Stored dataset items
*** Begin section ***
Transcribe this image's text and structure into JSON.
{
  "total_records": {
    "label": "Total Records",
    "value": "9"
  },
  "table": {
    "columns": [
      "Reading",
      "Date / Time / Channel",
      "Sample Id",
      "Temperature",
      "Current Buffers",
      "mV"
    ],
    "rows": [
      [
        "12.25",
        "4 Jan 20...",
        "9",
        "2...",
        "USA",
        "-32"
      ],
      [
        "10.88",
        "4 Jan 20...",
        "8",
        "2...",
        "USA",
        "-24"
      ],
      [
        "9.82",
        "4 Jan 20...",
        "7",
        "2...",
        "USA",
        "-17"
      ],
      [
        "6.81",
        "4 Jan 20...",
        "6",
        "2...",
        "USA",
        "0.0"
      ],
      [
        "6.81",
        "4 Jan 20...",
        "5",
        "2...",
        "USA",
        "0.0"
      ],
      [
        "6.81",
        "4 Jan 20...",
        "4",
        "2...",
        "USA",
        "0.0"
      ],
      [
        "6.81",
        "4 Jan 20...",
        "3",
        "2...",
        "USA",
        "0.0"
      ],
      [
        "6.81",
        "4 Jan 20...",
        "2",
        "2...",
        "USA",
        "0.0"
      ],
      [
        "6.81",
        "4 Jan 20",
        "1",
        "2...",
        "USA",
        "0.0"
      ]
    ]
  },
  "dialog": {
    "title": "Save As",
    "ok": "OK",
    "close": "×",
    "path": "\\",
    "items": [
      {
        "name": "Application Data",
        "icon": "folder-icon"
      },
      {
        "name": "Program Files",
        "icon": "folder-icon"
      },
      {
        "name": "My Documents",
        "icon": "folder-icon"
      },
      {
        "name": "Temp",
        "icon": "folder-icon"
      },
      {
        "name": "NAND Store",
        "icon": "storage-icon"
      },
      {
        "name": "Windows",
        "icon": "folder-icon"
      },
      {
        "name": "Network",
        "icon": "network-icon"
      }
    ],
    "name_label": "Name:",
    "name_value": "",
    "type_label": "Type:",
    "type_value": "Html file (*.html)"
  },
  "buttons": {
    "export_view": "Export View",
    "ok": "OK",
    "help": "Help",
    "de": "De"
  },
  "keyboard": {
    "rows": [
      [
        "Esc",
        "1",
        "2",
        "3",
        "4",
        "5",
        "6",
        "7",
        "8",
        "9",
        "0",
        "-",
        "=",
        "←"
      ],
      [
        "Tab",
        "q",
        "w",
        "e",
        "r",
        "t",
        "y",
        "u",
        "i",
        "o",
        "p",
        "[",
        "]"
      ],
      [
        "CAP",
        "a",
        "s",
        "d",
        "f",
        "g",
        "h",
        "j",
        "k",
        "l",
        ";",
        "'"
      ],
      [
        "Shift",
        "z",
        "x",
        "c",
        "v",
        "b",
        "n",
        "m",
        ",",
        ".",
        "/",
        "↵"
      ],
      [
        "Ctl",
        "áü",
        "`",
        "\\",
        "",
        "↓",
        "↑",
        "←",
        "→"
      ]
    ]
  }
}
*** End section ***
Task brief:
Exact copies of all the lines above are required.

Your response:
Transcribe this image's text and structure into JSON.
{
  "total_records": {
    "label": "Total Records",
    "value": "9"
  },
  "table": {
    "columns": [
      "Reading",
      "Date / Time / Channel",
      "Sample Id",
      "Temperature",
      "Current Buffers",
      "mV"
    ],
    "rows": [
      [
        "12.25",
        "4 Jan 20...",
        "9",
        "2...",
        "USA",
        "-32"
      ],
      [
        "10.88",
        "4 Jan 20...",
        "8",
        "2...",
        "USA",
        "-24"
      ],
      [
        "9.82",
        "4 Jan 20...",
        "7",
        "2...",
        "USA",
        "-17"
      ],
      [
        "6.81",
        "4 Jan 20...",
        "6",
        "2...",
        "USA",
        "0.0"
      ],
      [
        "6.81",
        "4 Jan 20...",
        "5",
        "2...",
        "USA",
        "0.0"
      ],
      [
        "6.81",
        "4 Jan 20...",
        "4",
        "2...",
        "USA",
        "0.0"
      ],
      [
        "6.81",
        "4 Jan 20...",
        "3",
        "2...",
        "USA",
        "0.0"
      ],
      [
        "6.81",
        "4 Jan 20...",
        "2",
        "2...",
        "USA",
        "0.0"
      ],
      [
        "6.81",
        "4 Jan 20",
        "1",
        "2...",
        "USA",
        "0.0"
      ]
    ]
  },
  "dialog": {
    "title": "Save As",
    "ok": "OK",
    "close": "×",
    "path": "\\",
    "items": [
      {
        "name": "Application Data",
        "icon": "folder-icon"
      },
      {
        "name": "Program Files",
        "icon": "folder-icon"
      },
      {
        "name": "My Documents",
        "icon": "folder-icon"
      },
      {
        "name": "Temp",
        "icon": "folder-icon"
      },
      {
        "name": "NAND Store",
        "icon": "storage-icon"
      },
      {
        "name": "Windows",
        "icon": "folder-icon"
      },
      {
        "name": "Network",
        "icon": "network-icon"
      }
    ],
    "name_label": "Name:",
    "name_value": "",
    "type_label": "Type:",
    "type_value": "Html file (*.html)"
  },
  "buttons": {
    "export_view": "Export View",
    "ok": "OK",
    "help": "Help",
    "de": "De"
  },
  "keyboard": {
    "rows": [
      [
        "Esc",
        "1",
        "2",
        "3",
        "4",
        "5",
        "6",
        "7",
        "8",
        "9",
        "0",
        "-",
        "=",
        "←"
      ],
      [
        "Tab",
        "q",
        "w",
        "e",
        "r",
        "t",
        "y",
        "u",
        "i",
        "o",
        "p",
        "[",
        "]"
      ],
      [
        "CAP",
        "a",
        "s",
        "d",
        "f",
        "g",
        "h",
        "j",
        "k",
        "l",
        ";",
        "'"
      ],
      [
        "Shift",
        "z",
        "x",
        "c",
        "v",
        "b",
        "n",
        "m",
        ",",
        ".",
        "/",
        "↵"
      ],
      [
        "Ctl",
        "áü",
        "`",
        "\\",
        "",
        "↓",
        "↑",
        "←",
        "→"
      ]
    ]
  }
}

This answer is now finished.